MELBOURNE (REUTERS) - Quarantine-free travel from New Zealand to Australia will resume on Monday (Nov 1), Australia's tourism minister said on Sunday, as the country readies itself for a partial reopening of its international borders for the first time since March last year.
Vaccinated Australian citizens and permanent residents living in New South Wales, Victoria and the capital Canberra will be free to fly internationally from Monday without the need of an exemption or to quarantine upon return.
For now, however, only tourists from neighbouring New Zealand will be allowed into Australia, provided they are vaccinated.
"The resumption of quarantine-free travel from New Zealand to Australia is another important marker on our road to recovery," Tourism Minister Dan Tehan said in a statement.
Australia closed its borders at the start of the Covid-19 pandemic, allowing only a limited number of citizens and permanent residents to return from abroad, subject to a mandatory 14-day quarantine period in a hotel at their own expense.
More than 80 per cent of people 16 and older in New South Wales, Victoria and Canberra are fully vaccinated - a condition for the resumption of international travel - meaning that some 14 million Australians will be free to leave and re-enter the country if they are fully vaccinated.
But while airlines and tourism agencies have reported "massive demand" for services, only 23 per cent of Australians feel confident about making travel plans in the next year, a survey by consumer advocacy group Choice showed last week.
There were more than 1,200 new coronavirus cases recorded across Australia on Sunday, with 1,036 in Victoria and 177 infections in New South Wales. There were 13 related deaths.
While the Delta-variant outbreak kept Sydney and Melbourne in lockdowns for months until recently, Australia's Covid-19 cases remain far lower than many comparable countries, with just more than 170,500 infections and 1,735 deaths.

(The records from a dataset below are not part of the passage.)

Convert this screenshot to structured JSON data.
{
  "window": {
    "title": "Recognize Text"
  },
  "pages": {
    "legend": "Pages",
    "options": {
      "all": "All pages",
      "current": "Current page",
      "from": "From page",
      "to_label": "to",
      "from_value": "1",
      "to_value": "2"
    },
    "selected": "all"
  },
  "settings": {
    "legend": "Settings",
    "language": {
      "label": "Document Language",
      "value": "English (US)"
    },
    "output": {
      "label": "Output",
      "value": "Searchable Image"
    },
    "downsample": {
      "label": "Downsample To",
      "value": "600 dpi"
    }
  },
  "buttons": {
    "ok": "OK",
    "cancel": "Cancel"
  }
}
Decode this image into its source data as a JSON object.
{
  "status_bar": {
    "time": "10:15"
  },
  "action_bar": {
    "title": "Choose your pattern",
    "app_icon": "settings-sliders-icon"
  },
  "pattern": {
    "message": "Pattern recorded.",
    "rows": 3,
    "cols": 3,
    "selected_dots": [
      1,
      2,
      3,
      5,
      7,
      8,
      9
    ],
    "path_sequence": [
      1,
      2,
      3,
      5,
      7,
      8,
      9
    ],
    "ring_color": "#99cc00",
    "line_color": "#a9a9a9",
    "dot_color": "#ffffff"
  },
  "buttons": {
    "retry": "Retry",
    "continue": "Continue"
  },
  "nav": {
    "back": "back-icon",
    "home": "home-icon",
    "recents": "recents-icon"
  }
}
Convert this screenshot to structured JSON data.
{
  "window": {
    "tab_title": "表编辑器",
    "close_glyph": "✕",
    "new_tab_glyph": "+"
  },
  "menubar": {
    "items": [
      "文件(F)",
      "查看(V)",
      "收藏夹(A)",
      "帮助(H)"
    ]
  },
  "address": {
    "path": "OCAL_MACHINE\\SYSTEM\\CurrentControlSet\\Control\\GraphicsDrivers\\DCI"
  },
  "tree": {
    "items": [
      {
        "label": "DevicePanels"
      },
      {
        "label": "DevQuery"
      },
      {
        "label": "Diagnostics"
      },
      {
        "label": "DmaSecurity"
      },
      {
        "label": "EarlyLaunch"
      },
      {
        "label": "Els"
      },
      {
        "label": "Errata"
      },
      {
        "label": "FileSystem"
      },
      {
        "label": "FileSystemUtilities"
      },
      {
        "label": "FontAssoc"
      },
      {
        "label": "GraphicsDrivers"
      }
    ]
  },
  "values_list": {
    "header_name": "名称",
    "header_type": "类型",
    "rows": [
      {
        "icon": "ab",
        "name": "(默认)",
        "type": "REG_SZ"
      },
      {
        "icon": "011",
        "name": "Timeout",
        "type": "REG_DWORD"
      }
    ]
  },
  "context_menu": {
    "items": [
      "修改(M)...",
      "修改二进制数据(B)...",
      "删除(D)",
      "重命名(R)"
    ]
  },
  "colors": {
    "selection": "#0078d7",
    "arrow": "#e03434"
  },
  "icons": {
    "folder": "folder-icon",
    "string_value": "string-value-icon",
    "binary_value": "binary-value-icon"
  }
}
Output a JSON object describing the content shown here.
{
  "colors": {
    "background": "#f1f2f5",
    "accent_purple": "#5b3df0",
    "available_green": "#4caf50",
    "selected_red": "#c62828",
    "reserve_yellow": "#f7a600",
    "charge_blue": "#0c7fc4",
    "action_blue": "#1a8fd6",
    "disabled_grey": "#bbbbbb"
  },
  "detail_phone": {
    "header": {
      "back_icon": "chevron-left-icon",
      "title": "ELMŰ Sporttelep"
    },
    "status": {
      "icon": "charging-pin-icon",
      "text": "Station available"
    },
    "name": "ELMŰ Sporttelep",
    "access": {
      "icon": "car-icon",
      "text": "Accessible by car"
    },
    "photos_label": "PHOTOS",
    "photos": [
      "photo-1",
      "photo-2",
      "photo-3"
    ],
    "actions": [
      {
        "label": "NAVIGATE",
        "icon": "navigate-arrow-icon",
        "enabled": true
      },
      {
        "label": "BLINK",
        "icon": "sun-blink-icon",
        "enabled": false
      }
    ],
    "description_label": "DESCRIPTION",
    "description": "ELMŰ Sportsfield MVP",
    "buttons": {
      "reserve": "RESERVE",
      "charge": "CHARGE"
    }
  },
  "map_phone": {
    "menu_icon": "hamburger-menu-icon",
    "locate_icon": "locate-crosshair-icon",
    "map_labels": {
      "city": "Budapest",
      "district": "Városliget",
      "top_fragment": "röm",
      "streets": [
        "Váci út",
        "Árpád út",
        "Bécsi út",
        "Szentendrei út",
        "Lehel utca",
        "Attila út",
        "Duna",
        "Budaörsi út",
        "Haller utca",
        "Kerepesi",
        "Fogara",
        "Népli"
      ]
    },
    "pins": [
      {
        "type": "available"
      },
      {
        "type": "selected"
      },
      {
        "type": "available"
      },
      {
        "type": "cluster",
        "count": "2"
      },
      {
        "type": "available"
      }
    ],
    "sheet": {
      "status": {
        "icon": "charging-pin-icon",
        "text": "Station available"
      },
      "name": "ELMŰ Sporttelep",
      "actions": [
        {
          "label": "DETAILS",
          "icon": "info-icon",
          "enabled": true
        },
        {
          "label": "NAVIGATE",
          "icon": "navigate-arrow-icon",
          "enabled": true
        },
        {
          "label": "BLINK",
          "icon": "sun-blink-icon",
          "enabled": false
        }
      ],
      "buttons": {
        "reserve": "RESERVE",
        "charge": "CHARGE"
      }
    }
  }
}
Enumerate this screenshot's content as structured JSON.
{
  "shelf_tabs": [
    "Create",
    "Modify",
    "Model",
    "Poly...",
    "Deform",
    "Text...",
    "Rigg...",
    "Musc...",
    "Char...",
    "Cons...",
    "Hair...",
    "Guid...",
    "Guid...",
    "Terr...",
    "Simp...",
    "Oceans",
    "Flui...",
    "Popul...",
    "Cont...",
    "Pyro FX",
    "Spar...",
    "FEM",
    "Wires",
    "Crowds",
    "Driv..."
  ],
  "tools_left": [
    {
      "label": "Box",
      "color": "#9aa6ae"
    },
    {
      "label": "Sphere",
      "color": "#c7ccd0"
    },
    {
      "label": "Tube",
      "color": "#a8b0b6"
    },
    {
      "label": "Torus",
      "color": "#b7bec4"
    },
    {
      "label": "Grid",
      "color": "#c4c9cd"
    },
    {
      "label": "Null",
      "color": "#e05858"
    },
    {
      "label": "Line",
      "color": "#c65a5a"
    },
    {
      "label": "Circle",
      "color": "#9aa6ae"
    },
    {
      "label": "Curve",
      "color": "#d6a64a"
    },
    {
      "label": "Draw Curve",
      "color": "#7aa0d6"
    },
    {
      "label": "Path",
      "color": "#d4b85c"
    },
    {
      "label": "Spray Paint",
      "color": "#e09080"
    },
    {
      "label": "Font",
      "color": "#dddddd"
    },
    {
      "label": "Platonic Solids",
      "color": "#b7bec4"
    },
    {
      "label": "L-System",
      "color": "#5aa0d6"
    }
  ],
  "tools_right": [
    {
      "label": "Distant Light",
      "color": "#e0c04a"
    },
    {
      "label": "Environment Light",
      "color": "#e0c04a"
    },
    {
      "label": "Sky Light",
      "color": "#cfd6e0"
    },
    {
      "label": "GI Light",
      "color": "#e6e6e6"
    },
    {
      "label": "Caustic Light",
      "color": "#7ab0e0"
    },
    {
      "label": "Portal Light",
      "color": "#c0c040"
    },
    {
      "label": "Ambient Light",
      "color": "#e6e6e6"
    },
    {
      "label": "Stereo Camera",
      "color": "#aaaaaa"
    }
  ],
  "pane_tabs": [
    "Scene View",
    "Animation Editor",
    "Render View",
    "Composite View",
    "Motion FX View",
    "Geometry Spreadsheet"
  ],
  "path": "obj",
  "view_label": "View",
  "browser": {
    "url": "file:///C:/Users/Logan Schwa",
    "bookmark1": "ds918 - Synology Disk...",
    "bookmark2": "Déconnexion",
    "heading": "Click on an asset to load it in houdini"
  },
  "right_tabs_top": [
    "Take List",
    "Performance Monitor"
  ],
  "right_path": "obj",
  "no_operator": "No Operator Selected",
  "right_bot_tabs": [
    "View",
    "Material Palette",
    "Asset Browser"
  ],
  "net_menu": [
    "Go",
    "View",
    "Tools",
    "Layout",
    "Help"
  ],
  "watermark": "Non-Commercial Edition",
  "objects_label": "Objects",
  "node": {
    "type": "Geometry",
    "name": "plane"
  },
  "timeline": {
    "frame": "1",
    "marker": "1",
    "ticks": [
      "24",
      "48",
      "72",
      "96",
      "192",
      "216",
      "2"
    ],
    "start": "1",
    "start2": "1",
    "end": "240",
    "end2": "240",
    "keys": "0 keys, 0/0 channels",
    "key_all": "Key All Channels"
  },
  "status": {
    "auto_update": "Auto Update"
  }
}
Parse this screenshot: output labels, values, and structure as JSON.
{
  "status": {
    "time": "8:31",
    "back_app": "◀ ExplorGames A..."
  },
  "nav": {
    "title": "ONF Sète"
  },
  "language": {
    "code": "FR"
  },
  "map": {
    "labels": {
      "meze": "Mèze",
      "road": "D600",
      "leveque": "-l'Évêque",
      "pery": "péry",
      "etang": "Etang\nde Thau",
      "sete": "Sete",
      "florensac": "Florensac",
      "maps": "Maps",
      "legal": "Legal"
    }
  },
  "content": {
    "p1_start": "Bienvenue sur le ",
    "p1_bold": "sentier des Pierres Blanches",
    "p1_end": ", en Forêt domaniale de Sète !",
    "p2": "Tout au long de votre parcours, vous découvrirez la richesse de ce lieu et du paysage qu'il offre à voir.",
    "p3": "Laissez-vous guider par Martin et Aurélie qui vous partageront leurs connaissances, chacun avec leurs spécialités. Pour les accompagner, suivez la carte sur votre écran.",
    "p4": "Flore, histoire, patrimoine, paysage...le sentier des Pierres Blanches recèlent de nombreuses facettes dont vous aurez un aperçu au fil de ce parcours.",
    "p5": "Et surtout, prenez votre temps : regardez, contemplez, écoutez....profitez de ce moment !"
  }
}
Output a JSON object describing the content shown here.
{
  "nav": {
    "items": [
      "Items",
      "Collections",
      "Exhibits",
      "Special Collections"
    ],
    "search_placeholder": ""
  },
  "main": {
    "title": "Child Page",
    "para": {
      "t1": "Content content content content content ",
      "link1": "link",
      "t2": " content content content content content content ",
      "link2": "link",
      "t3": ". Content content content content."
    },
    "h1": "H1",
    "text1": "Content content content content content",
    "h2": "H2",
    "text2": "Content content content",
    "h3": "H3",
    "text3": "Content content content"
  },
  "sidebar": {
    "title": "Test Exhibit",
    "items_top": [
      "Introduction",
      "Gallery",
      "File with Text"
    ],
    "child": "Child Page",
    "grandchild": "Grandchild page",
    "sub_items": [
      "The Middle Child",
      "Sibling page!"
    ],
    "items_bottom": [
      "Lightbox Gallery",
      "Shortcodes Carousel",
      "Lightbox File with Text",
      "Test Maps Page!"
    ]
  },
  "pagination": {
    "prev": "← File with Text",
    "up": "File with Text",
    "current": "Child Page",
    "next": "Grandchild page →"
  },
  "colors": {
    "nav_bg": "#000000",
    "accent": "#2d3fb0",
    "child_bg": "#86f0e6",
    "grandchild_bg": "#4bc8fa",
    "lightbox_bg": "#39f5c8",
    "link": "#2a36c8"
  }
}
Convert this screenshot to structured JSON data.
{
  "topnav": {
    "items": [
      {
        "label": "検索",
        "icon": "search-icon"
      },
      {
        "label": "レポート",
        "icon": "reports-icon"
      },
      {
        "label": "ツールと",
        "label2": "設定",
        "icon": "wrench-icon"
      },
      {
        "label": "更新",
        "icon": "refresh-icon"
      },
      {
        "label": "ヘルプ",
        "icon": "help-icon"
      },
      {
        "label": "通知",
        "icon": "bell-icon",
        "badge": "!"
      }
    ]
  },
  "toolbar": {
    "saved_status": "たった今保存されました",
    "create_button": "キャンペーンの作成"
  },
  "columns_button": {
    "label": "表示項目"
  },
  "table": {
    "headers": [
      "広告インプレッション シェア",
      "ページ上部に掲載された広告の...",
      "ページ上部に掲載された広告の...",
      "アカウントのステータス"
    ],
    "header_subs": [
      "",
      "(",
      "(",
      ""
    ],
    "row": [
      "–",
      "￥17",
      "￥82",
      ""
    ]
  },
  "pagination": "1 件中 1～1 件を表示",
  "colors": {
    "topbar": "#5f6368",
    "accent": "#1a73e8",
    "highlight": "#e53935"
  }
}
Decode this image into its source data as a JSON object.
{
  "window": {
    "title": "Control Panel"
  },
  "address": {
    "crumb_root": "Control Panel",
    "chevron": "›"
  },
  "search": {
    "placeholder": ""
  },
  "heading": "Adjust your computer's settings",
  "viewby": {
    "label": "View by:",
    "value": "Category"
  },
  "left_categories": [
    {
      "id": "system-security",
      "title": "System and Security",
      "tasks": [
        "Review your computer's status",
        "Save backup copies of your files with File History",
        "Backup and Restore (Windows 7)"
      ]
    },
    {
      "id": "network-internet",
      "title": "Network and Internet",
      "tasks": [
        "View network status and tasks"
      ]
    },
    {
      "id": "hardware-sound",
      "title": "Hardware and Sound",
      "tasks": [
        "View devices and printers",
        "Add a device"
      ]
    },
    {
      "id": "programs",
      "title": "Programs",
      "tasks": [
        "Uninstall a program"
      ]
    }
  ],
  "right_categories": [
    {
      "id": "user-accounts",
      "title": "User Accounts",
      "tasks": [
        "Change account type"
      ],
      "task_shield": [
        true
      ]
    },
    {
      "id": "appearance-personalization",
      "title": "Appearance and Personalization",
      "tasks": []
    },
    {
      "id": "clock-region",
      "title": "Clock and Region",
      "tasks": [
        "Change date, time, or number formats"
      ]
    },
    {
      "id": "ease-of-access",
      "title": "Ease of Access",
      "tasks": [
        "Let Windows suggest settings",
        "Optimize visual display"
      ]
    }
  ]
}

Nearly 77 per cent of all Australians have been now fully vaccinated, and more than 88 per cent have received their first dose.